Given data
************
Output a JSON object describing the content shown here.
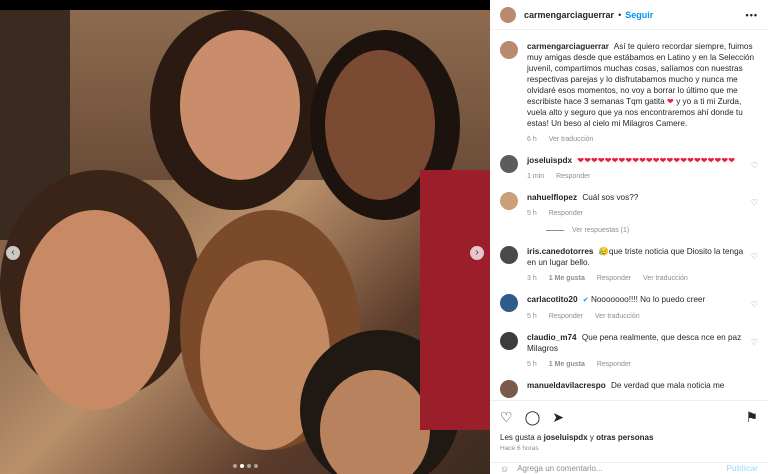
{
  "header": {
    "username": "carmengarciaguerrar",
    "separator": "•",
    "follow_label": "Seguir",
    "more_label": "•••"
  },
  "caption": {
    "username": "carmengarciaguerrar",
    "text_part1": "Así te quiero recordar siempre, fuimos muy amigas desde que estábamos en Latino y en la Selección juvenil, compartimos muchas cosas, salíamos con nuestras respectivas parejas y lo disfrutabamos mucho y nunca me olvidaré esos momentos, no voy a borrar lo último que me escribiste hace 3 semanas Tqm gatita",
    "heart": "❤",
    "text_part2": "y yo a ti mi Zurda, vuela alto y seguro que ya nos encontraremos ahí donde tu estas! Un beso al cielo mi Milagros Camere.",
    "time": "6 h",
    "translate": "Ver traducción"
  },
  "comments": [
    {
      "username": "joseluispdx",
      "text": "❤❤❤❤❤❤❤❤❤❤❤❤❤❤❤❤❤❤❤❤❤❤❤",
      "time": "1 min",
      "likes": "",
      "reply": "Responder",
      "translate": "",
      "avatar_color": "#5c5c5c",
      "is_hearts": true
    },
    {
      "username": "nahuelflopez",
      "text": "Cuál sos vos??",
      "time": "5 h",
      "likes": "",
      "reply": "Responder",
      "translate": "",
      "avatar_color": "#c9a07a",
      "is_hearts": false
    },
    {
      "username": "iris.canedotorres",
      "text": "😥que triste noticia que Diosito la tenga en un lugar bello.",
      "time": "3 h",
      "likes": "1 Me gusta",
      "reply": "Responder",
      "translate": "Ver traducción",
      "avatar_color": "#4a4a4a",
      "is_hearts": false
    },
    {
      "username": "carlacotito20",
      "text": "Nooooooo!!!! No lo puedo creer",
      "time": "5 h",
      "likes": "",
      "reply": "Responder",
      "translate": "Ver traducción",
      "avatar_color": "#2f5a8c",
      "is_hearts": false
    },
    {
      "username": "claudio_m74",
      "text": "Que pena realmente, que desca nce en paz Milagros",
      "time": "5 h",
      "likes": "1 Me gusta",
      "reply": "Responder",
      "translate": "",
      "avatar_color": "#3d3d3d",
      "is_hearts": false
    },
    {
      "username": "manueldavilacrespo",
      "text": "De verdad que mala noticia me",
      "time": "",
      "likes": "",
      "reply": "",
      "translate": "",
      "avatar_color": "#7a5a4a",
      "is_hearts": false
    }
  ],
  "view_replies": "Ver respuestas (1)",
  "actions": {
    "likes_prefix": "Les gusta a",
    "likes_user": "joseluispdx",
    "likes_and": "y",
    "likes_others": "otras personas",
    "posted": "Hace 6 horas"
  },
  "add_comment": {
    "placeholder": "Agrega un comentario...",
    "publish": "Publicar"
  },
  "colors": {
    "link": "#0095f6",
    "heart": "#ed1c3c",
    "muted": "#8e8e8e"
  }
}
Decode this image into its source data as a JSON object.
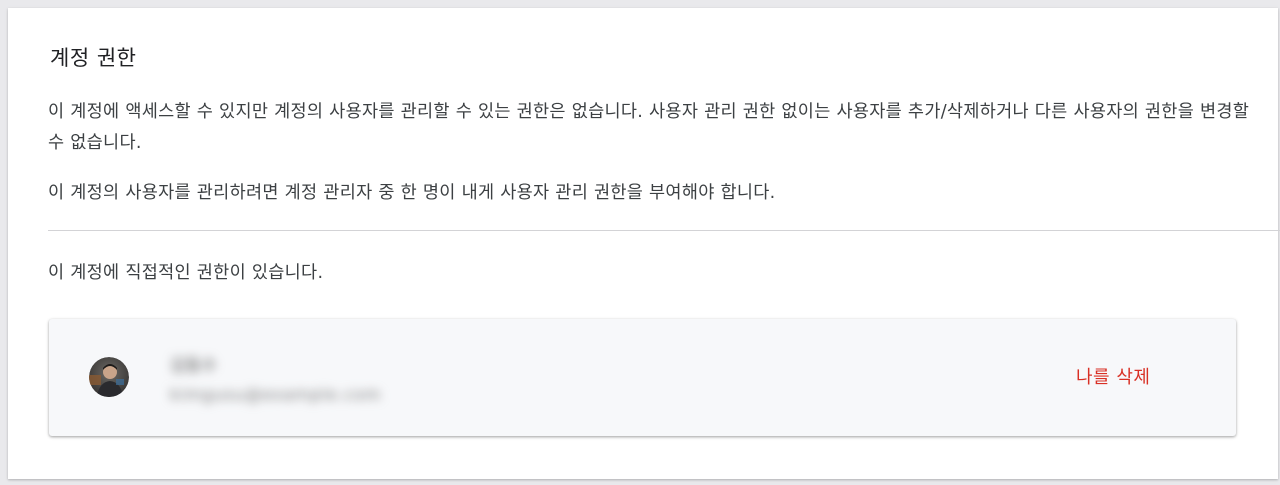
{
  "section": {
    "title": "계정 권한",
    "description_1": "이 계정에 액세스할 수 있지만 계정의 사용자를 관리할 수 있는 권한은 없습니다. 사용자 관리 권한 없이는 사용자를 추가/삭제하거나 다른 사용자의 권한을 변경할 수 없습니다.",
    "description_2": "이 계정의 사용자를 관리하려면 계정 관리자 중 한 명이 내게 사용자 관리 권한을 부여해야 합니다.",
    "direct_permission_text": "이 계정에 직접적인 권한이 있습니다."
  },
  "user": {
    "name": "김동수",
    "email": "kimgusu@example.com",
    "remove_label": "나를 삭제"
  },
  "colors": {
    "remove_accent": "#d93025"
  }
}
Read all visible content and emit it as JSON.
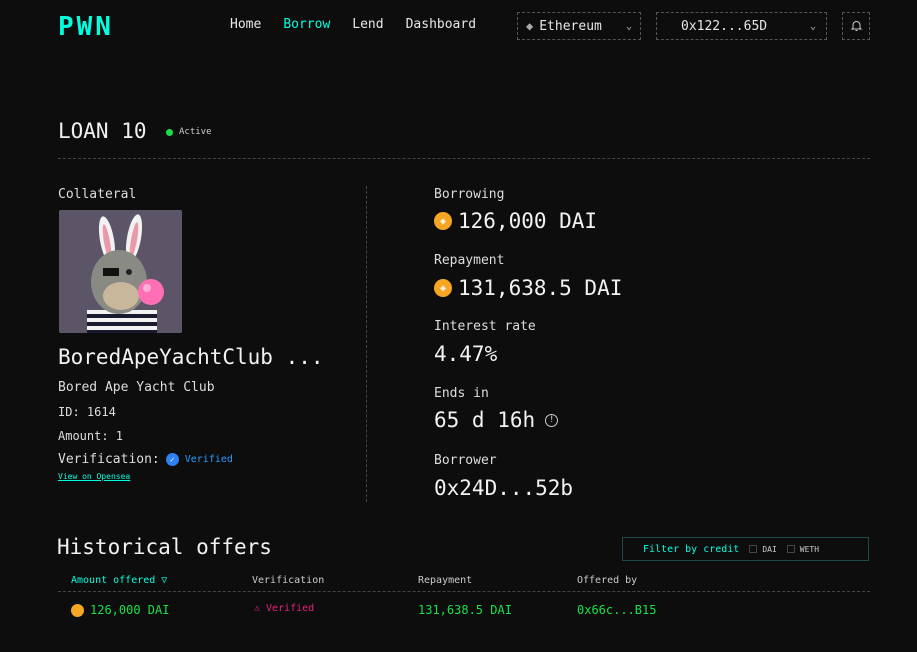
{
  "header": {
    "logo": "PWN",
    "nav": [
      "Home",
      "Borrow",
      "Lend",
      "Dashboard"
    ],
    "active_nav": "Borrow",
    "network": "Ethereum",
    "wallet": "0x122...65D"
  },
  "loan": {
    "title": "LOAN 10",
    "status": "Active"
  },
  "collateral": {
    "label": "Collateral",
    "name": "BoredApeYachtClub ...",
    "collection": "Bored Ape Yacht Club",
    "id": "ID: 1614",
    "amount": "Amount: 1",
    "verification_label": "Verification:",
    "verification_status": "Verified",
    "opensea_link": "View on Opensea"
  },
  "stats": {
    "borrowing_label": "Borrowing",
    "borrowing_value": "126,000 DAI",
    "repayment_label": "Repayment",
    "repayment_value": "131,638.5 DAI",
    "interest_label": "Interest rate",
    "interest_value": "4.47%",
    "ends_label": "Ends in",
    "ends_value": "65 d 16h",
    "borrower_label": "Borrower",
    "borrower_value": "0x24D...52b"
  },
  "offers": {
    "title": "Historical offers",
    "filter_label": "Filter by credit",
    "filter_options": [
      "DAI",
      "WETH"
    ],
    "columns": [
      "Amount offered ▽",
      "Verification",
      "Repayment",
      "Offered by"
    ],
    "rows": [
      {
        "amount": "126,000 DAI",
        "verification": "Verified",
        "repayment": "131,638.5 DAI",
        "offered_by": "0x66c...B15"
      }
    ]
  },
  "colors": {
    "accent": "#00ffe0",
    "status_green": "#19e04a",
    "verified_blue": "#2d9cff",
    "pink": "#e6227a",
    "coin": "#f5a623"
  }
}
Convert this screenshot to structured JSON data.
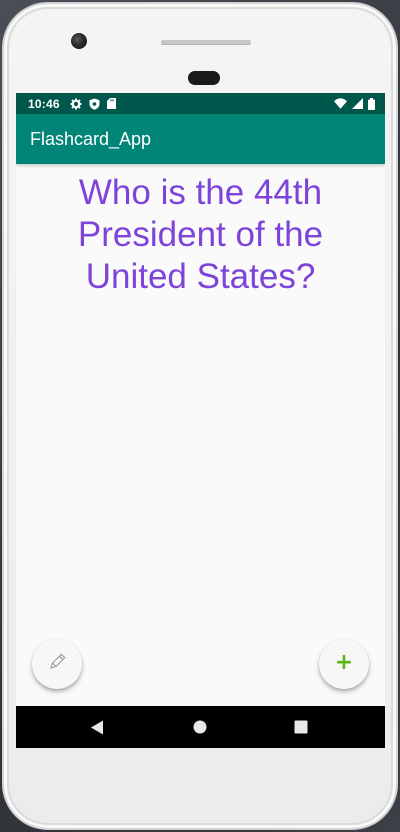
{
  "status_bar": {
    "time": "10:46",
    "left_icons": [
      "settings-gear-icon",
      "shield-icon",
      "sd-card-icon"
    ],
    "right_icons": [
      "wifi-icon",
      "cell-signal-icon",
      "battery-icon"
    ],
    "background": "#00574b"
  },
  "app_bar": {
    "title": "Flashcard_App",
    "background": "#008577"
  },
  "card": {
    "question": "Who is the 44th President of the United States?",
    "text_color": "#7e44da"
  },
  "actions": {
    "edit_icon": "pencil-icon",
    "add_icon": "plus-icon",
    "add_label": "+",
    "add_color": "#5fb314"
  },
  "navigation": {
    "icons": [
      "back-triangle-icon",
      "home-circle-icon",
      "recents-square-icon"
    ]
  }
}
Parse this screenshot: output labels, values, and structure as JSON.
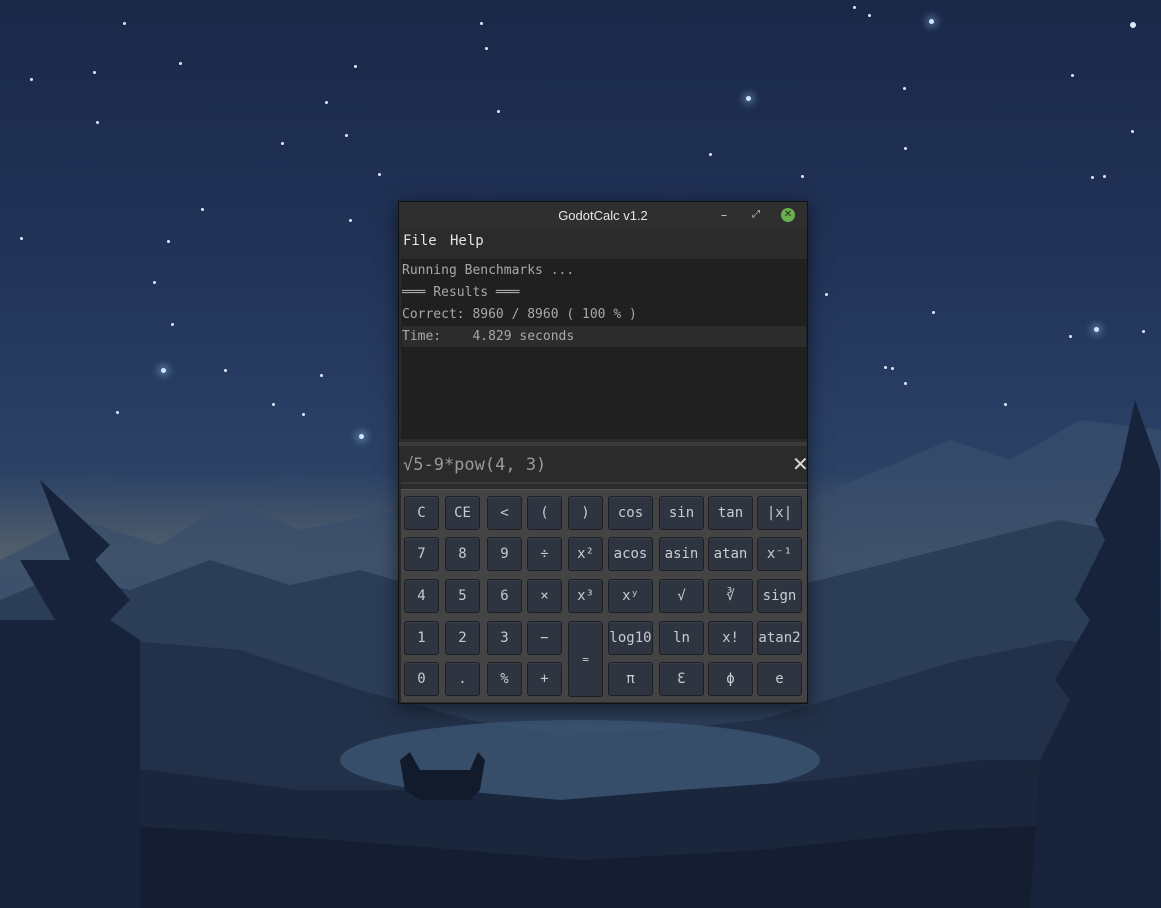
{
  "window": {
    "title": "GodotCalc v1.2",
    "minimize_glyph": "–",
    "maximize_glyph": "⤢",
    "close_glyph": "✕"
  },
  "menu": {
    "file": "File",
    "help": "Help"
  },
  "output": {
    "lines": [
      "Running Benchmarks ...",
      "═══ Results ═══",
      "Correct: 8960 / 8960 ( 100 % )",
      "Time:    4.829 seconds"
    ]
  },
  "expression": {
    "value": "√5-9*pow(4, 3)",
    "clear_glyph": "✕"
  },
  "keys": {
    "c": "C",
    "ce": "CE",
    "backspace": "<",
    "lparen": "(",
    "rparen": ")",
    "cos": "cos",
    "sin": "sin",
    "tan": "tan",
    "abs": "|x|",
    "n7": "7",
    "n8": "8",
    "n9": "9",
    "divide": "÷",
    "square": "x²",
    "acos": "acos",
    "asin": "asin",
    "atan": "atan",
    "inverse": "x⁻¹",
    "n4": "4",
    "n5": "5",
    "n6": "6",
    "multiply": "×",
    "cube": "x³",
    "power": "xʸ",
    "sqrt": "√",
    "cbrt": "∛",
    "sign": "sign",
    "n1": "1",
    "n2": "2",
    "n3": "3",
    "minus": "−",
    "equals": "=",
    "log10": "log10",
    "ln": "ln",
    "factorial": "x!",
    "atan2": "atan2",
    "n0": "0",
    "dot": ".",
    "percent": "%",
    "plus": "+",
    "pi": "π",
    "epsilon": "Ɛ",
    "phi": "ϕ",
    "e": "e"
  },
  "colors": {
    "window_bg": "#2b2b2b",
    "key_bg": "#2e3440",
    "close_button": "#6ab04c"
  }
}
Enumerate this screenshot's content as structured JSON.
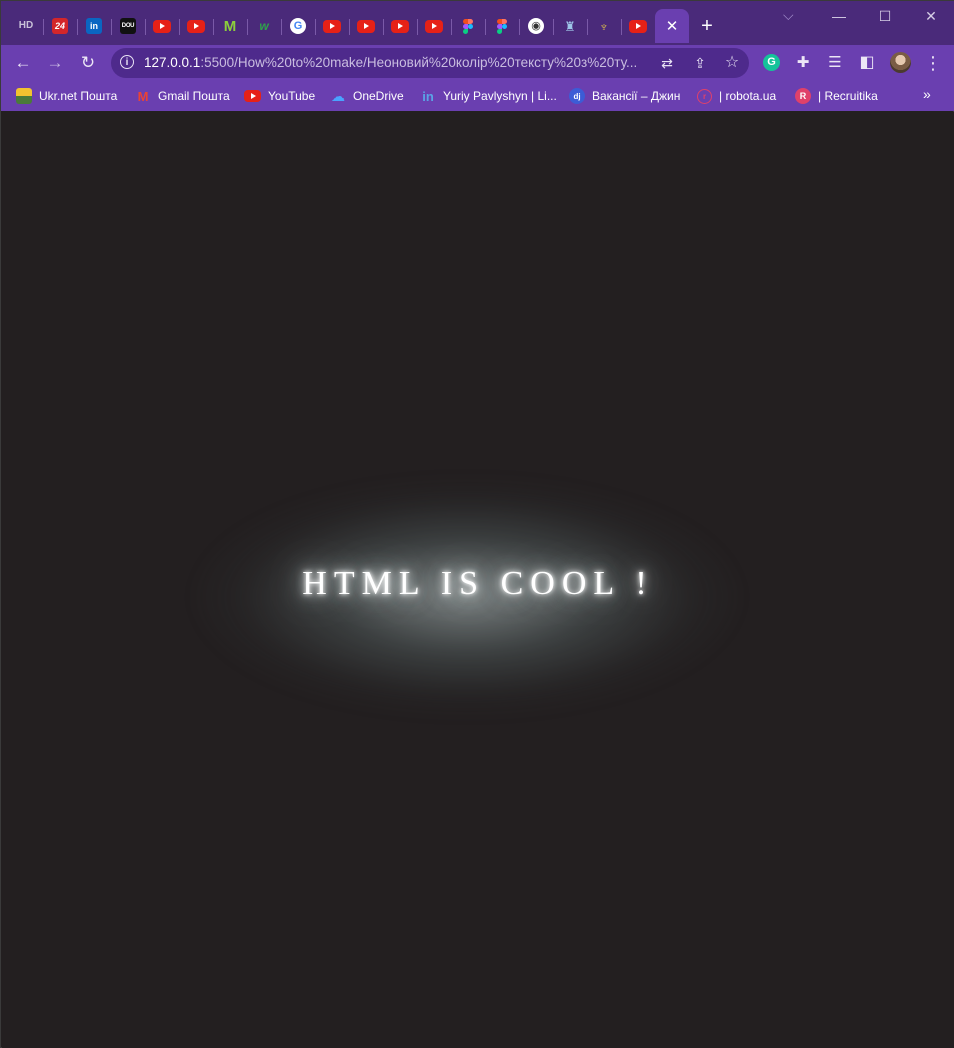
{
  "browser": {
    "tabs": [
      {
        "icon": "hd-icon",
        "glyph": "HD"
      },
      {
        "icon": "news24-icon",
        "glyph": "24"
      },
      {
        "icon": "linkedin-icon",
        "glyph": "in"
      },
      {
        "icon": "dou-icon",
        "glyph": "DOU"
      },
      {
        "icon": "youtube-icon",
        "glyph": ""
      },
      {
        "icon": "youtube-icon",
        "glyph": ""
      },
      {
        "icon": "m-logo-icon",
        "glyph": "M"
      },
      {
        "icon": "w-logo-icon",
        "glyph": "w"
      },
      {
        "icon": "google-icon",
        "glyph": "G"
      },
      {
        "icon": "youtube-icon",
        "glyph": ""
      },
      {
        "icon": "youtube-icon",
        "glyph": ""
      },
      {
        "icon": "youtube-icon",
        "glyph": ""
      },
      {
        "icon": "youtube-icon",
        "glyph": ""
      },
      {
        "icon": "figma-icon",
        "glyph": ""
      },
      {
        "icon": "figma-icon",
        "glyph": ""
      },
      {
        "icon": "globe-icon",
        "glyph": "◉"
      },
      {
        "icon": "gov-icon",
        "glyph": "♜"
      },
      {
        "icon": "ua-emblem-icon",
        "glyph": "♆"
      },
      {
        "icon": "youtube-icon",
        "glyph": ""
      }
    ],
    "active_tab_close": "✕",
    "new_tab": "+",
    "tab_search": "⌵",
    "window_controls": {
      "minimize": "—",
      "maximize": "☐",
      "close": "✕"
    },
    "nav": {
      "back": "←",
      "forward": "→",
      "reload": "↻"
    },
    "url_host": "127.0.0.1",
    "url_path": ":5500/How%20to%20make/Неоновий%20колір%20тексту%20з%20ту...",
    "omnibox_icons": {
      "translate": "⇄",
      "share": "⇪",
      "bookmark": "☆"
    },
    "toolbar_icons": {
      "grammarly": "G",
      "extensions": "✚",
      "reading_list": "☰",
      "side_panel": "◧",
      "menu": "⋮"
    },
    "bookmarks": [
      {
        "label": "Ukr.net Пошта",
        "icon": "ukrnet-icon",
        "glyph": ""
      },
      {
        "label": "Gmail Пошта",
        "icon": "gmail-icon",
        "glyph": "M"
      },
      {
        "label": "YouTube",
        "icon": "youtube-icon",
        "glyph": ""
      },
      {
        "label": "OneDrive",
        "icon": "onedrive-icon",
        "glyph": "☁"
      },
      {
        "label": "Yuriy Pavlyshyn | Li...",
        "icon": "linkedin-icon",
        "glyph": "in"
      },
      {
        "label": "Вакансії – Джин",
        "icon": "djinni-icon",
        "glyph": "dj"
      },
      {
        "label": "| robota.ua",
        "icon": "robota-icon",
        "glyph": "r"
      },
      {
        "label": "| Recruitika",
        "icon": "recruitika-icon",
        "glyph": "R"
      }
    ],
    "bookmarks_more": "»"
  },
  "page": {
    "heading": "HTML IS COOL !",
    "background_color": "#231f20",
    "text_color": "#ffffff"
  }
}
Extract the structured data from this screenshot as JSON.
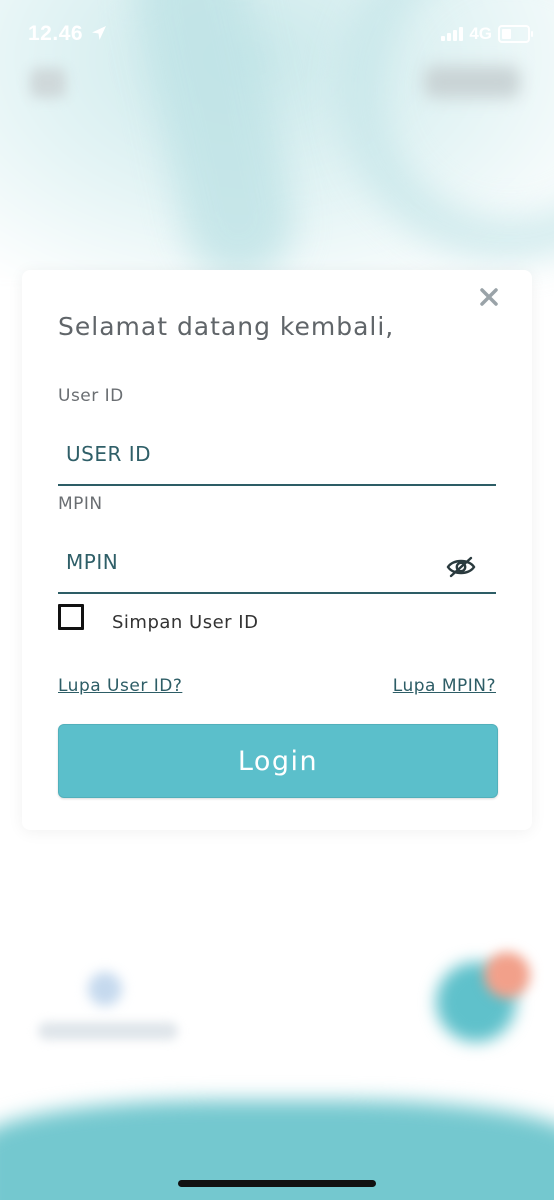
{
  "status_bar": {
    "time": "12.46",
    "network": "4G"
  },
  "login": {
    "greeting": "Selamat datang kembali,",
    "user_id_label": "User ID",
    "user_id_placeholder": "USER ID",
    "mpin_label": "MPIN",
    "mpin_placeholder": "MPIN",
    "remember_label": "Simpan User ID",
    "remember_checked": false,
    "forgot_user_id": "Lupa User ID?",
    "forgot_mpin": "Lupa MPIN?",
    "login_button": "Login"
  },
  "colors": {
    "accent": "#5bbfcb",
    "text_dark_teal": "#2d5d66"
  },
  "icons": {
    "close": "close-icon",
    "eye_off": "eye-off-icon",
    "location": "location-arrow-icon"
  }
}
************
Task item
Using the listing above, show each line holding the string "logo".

Exercise result
    "logo": "PWN",
        "icon": "m-logo-icon",
        "icon": "w-logo-icon",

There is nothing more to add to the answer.